  2. Schools are responsible for determining student contact hours. Please refer to University Policy on contact hours (extract contained within section 10 of the Module Descriptor guidance note).
    This will normally be variable across Schools, dependent on Programmes &/or Professional requirements.

Equality and Diversity
As a Christian theological college, students should be aware that teaching, discussion and the college's ethos are from a confessional viewpoint. The college actively encourages an environment of openness and religious tolerance, but the main function of the college is the training of ministerial candidates and the learning environment will be supportive of this.

Where students need additional support, this is provided by the college team with reference if appropriate to other UWS colleagues, when they are referred to Student Support Services for further assistance. In consultation with the student, the needs of individual students are met, wherever practicable, and every effort made to ensure individual students are not disadvantaged
UWS Equality and Diversity Policy
(N.B. Every effort will be made by the University to accommodate any equality and diversity issues brought to the attention of the School)

2014 University of the West of Scotland
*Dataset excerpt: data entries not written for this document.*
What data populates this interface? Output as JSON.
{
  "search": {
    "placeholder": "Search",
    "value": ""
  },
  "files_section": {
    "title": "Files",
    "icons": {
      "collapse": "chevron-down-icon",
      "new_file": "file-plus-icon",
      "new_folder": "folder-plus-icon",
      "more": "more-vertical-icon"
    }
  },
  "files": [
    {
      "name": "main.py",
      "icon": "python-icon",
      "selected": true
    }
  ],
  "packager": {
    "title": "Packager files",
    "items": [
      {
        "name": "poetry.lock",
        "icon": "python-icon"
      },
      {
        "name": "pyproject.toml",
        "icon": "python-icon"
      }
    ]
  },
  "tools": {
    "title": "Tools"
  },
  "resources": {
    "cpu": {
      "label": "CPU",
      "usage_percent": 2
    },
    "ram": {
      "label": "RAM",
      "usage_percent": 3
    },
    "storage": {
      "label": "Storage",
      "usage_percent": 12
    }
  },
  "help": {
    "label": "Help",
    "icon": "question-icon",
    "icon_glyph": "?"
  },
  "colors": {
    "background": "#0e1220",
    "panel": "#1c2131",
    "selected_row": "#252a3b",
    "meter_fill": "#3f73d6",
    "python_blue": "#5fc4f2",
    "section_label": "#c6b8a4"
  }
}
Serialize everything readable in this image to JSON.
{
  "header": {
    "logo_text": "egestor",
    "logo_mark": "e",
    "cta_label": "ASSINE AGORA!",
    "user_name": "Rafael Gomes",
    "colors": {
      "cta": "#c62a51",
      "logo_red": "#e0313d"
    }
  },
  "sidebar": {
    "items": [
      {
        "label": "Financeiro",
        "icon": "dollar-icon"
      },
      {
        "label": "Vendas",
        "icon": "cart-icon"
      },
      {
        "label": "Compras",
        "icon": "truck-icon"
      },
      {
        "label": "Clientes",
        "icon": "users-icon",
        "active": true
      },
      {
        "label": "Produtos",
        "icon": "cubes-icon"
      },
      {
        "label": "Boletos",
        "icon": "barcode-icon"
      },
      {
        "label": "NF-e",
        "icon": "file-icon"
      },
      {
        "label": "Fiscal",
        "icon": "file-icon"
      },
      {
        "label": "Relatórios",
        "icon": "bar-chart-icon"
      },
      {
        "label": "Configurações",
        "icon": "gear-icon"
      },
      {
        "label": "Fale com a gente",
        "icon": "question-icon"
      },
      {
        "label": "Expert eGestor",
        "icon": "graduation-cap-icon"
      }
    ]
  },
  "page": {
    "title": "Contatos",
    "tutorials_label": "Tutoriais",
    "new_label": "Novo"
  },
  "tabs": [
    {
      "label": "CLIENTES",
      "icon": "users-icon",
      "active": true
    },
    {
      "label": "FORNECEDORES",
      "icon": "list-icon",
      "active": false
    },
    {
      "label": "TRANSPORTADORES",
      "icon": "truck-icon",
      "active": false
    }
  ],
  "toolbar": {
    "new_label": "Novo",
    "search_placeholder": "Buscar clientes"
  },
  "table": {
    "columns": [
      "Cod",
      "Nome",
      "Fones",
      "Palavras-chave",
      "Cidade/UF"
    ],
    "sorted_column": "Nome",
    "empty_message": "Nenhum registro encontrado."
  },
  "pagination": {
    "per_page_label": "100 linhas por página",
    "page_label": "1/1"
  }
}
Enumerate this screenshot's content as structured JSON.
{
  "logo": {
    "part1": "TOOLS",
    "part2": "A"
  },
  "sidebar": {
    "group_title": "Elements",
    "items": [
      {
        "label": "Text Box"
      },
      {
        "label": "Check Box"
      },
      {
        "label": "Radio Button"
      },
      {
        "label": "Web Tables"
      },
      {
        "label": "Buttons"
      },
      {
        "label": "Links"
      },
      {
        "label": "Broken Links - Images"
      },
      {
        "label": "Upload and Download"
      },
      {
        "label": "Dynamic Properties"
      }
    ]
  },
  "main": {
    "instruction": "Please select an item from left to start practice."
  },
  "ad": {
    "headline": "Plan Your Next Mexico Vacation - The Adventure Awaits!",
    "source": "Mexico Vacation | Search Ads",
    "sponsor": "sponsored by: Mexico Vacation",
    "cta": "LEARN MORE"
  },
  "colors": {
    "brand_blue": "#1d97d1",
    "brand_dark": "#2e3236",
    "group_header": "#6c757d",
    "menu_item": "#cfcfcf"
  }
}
University of the West of Scotland is a Registered Scottish Charity.

Charity number SC002520.